“For us, this bug bounty program has been incredibly valuable, achieving very significant improvements in our data security posture for a relatively modest expenditure,” Flynn said. “Our bounties typically range from a few hundred dollars to several thousand dollars— depending on the impact and severity of the bug.”

Returning to the $100,000 paid to appease Ubers hackers, Flynn, who was not directly involved, said the “primary goal in paying the intruders was to protect our consumers’ data.”

Nevertheless, “this was not done in a way that is consistent with the way our bounty program normally operates. In my view, the key distinction regarding this incident is that the intruders not only found a weakness, they also exploited the vulnerability in a malicious fashion to access and download data.” 

Flynn added: “We recognize that the bug bounty program is not an appropriate vehicle for dealing with intruders who seek to extort funds from the company.  The approach that these intruders took was separate and distinct from those of the researchers in the security community for whom bug bounty programs are designed. While the use of the bug bounty program assisted in the effort to gain attribution and, ultimately, assurances that our users’ data were secure, at the end of the day, these intruders were fundamentally different from legitimate bug bounty recipients. Going forward, Uber is revisiting its incident response approach in circumstances such as these.”

Martin Mickos is the chief executive officer of HackerOne, a leading bug bounty firm serving a variety of government and private-sector clients, including Uber, in administering crowd-sourced vulnerability disclosure programs. As of January 2018, more than 160,000 white-hat hackers have registered with HackerOne.

Mickos said that pricing, in the bug catching world, has started to evolve. The main factor is the severity of a vulnerability attack. He sees, in the current market, a ground floor of $500 and top-tier pricing of $250,000.

“A vulnerability disclosure program is essentially a neighborhood watch for software,” Mickos says.

Security experts may be described using a variety of titles including “ethical hacker,” “white hat,” “security researcher,” “bug hunter,” and “finder.”

“One title is conspicuously absent: criminal,” he testified. “Bug bounty platforms offer no benefit to someone with criminal intent. On the contrary, we record data about every hacker on the platform and only reward actions that follow the rules. For these reasons, criminals go elsewhere.”

There are concerns, however, that if companies like Uber give in to ransom demands, the marketplace for ethical hackers and bug finders will be thrown out of balance.

Katie Moussouris is the founder and CEO of Luta Security, which advises clients on vulnerability coordination programs and applicable internal company policies. She fears the creation of “perverse incentives.”

“You may create an environment where it is much more lucrative to spend your time looking for bugs than it is to develop fixes or new code,” Moussouris said. “We do need to be aware of this market we are creating and make sure we are not over-skewing and over-rewarding.”

The goal, she said, is setting these incentives at an appropriate level “where you are drawing out interest and the creativity of the hacker community to work with you, but not setting them too high for something that is not sufficiently rare.”

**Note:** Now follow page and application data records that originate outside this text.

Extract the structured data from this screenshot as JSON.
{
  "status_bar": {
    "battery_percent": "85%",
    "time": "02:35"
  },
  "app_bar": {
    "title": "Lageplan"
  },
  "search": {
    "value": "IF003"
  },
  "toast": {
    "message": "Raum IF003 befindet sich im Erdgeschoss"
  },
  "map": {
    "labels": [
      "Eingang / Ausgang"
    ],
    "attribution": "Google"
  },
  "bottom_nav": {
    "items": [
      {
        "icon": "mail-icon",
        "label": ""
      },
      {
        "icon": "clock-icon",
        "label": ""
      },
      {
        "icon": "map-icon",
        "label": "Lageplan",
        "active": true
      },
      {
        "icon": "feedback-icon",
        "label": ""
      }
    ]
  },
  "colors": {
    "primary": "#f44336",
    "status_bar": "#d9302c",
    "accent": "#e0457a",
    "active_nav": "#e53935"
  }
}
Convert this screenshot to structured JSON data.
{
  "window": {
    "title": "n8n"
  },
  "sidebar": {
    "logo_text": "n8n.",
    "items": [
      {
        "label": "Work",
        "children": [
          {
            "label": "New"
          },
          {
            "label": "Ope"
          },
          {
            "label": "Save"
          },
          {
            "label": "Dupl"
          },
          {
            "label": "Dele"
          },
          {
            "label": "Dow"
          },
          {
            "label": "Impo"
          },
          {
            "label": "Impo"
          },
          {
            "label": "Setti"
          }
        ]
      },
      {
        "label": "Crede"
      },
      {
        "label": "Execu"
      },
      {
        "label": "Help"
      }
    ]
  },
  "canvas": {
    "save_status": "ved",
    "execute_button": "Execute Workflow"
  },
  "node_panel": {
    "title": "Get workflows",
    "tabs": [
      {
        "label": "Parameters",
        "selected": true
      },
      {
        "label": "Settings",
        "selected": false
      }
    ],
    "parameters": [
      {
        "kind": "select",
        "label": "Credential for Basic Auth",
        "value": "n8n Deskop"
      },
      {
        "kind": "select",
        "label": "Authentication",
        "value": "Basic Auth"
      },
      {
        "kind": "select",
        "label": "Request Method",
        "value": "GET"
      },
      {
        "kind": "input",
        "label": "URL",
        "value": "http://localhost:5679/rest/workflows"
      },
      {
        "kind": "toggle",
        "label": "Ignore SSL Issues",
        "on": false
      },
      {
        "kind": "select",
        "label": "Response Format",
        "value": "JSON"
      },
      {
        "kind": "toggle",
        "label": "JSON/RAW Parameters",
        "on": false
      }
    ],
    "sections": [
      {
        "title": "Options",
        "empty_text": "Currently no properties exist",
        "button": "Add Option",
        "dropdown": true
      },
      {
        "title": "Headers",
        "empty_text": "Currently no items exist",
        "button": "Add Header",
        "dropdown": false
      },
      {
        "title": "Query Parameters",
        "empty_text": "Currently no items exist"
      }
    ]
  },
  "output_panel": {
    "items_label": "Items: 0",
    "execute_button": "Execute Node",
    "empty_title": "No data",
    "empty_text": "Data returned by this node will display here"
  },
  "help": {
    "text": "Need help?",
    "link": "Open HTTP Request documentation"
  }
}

“The ecosystem for rewarding bug hunting is skewing the markets toward more bug hunters, but not necessarily more bug fixers,” Moussouris added. “This imbalance that is being created in these markets may very well shift the ecosystem towards rewarding data theft more than bug hunting. There is a difference between paying $10,000 for a bug and paying $100,000 for a breach. If the legal market for bugs becomes muddied with extortion payments that are exponentially higher, we will be building the wrong kind of market, and consumers will be the victims instead of the beneficiaries of enhanced work with hackers.”